If you’re looking to get words on the page and develop consistency in your writing practice, or just shake up your usual writing methods, writing sprints may be for you!
Here’s a quick guide to getting started and making the most of a sprint, including prompts to get the words flowing.
What is a writing sprint?
A sprint is a timed, non-stop writing session of anywhere from five minutes to an hour. It’s a chunk of dedicated time to simply put pen on paper/ fingers on keyboards and just write.
The idea is to write for the whole time without pausing, getting as many words down as possible: think quantity not quality. Your editor brain has no place here; as they say, you can’t edit a blank page.

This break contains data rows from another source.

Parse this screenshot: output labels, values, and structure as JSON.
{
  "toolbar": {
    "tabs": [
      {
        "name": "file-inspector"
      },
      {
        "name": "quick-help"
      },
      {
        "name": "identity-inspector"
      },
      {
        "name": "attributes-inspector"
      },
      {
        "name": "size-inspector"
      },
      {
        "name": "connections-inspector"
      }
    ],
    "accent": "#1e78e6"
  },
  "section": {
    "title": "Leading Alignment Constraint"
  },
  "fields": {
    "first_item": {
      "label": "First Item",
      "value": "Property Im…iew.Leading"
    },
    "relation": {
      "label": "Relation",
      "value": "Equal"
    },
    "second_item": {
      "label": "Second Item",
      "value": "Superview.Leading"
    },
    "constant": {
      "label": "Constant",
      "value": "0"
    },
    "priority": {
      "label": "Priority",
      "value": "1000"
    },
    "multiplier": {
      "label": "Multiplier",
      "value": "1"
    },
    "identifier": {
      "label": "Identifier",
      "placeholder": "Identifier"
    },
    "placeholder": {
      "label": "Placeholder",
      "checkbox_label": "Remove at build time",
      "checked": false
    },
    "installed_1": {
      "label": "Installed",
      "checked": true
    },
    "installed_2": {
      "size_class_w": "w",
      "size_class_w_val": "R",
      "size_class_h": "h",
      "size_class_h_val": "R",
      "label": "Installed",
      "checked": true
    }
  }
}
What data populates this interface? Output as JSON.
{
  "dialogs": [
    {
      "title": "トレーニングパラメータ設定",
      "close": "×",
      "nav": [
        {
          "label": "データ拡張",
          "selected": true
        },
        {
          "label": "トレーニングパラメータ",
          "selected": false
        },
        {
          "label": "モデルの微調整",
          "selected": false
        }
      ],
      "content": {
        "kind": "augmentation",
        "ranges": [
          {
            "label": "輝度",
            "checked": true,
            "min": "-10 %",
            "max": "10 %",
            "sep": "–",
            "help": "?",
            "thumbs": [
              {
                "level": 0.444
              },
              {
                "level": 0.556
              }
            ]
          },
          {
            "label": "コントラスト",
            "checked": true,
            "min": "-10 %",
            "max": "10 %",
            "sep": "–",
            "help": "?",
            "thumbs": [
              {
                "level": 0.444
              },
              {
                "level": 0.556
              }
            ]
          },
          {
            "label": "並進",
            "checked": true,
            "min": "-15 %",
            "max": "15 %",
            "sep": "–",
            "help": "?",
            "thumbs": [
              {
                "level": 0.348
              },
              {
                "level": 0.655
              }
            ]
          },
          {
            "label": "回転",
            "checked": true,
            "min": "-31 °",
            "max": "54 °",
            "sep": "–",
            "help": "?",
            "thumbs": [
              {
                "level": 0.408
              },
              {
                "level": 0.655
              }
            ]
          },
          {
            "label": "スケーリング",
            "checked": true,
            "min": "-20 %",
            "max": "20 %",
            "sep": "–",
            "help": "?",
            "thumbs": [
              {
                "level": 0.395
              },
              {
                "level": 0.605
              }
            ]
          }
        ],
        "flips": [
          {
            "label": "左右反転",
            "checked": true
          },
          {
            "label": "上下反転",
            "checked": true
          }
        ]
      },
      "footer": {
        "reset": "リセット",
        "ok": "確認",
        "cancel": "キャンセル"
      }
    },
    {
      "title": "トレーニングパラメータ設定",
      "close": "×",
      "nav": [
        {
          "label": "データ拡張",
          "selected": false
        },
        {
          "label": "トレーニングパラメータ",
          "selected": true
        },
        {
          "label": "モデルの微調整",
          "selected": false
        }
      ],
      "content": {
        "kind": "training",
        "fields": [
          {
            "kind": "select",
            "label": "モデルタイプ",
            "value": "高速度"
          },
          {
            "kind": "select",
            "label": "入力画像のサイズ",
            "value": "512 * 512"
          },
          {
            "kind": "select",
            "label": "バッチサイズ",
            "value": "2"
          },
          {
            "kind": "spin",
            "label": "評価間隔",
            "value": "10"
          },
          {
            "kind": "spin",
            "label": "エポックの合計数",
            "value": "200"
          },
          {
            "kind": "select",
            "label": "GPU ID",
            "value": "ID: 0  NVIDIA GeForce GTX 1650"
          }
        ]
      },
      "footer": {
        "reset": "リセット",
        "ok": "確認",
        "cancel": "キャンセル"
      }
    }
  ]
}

A short, timed burst of writing can help you to get into a regular practice of putting words on the page, avoid procrastination, and power through any blocks or perfection paralysis. Similar to the practice of Morning Pages or automatic writing, the method is also often adopted by writers when they take part in NaNoWriMo, where quantity matters.
You can go solo, or get a group together. The Writers SA team stops work every Wednesday at 3pm ACDT for an half hour writing sprint, you can join us on Twitter.
How to get the most out of a writing sprint:
- Set your intention. If you don’t have a specific project or scene you want to work on, you can free write, or use a writing prompt (see below)
- If you want to make it a more social experience, tweet or post on your social media channel of choice to let others know you’ll be sprinting with the hashtag #WritingSprint
- Turn off notifications and close your browser to minimise distractions
- Set your timer. If you simply want to get into a regular habit of writing daily, try five or ten minutes to start with and build up to longer times. Most people sprint for around half an hour.
- Go! Write. Don’t overthink it. The focus isn’t on editing or writing a masterpiece, it’s simply getting words down
- Stop writing when the timer goes off, tally your words.
Writing sprint prompts
If you’re not working on a WIP or don’t have a specific aim in mind, here are a few prompts to help you get started:
- Read a few pages from a favourite book, then write a passage emulating their style
- Describe the same scene from the POV of someone who is a) overjoyed and optimistic b) sad and pessimistic
- From John Gardner’s The Art of Fiction: describe a barn as seen by a man whose son has just been killed in a war. Do not mention the son, or war, or death
- Write a letter from one of your characters to another
- Describe a sunrise without using the words dawn, sky, sun, or day
- From George Saunders’ Substack: Write a 200-word story. But (and here’s the trick), it has to be exactly 200 words long (not 199, not 200) and you can only use 50 unique words in the process
Find more writing prompts here: